[Dataset rows describing interfaces]
-- Opening Marker --
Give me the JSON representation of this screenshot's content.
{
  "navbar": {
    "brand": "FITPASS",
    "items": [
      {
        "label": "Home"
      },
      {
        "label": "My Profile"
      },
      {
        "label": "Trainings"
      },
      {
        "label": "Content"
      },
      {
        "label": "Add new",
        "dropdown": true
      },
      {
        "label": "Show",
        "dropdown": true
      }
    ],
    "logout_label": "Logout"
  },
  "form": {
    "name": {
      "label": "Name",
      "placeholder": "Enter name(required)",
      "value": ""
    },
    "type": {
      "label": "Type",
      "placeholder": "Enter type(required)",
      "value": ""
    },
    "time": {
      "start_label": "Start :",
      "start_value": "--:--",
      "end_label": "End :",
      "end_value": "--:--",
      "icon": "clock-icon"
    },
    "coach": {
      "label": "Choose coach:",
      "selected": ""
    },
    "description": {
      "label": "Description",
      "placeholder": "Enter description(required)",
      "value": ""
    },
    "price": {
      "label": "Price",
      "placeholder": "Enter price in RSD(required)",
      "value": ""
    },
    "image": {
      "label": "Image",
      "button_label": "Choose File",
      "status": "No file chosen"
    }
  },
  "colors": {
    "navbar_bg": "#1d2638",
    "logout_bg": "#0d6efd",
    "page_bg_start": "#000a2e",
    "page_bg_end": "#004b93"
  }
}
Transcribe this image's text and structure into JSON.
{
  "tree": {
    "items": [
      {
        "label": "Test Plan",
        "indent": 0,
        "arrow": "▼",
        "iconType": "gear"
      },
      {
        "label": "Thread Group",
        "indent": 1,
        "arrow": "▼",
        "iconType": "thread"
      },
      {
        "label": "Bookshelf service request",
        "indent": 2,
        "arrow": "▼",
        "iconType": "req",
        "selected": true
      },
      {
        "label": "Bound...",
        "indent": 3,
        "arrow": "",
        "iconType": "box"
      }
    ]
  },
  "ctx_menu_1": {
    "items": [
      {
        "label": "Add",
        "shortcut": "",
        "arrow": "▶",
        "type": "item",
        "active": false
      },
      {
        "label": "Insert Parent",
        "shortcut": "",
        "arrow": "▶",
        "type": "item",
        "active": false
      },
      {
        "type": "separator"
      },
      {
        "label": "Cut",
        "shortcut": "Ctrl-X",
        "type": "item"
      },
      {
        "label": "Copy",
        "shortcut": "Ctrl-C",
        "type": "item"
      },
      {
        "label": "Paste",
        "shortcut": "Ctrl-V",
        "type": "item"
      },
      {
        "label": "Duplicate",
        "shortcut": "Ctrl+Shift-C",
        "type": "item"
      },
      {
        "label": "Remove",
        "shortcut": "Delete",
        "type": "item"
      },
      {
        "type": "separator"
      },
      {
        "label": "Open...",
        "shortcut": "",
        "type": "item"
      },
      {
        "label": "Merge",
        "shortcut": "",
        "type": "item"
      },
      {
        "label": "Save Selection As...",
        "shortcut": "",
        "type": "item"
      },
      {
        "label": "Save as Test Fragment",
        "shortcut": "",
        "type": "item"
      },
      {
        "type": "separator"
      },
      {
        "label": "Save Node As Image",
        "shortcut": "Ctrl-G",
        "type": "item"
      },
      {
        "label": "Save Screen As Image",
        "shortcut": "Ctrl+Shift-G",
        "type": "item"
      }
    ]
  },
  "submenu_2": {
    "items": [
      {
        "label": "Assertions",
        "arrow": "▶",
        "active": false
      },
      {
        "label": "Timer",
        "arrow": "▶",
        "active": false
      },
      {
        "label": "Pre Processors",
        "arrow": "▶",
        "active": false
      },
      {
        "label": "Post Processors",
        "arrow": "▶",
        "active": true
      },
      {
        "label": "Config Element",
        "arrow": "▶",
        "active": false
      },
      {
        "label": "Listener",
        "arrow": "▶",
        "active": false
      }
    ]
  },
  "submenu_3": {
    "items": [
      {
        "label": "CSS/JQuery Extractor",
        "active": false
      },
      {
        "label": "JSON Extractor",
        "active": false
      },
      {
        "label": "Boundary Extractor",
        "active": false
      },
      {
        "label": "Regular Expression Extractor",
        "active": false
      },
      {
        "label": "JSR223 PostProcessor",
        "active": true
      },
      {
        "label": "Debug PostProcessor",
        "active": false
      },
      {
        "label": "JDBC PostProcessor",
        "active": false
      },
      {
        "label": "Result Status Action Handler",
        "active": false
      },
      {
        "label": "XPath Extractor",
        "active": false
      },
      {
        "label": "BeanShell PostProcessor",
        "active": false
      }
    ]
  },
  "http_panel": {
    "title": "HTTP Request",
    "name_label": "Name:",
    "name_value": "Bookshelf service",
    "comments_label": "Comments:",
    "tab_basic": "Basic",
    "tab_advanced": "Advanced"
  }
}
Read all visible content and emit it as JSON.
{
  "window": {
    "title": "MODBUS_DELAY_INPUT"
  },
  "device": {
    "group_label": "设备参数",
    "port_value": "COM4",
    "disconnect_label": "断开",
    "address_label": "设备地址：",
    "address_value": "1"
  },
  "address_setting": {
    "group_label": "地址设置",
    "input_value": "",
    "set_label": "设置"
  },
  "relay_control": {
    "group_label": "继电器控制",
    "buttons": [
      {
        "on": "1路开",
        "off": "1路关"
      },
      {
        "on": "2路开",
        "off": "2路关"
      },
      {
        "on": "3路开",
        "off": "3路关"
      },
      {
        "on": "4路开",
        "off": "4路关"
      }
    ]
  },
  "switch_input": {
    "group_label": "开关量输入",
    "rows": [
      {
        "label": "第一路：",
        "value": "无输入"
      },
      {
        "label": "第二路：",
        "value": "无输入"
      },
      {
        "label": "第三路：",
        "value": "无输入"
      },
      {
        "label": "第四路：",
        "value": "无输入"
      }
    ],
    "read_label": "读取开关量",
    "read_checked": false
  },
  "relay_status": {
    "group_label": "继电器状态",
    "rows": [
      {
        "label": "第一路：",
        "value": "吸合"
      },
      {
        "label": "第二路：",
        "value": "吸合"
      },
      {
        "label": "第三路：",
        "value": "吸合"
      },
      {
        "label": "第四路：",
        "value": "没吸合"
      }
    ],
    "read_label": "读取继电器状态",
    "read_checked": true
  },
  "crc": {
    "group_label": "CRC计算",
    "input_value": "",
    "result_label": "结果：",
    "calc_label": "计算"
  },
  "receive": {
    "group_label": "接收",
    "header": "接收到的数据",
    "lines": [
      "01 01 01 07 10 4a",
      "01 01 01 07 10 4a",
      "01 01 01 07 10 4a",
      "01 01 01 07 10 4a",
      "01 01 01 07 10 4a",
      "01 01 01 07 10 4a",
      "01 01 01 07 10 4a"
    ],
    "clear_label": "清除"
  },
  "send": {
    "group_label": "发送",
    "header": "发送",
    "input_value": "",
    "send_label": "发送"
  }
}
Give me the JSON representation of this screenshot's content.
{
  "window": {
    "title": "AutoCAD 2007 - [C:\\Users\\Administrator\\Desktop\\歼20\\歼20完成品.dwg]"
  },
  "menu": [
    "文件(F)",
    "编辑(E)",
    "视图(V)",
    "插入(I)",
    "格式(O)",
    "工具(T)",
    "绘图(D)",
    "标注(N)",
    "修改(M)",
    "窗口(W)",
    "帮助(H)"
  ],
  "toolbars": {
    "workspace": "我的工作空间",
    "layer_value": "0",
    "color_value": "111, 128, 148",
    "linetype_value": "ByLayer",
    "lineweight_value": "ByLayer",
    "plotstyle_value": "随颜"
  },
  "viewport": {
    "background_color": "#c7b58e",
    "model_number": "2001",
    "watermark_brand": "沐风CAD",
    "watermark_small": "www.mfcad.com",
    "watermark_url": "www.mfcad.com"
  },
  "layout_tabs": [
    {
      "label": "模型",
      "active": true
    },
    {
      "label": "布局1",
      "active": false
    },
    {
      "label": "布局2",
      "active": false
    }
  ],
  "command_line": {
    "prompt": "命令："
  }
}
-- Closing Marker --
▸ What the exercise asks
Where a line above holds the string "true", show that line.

▸ Output of the exercise
        "dropdown": true
        "dropdown": true
        "selected": true
        "active": true
        "active": true
    "read_checked": true
      "active": true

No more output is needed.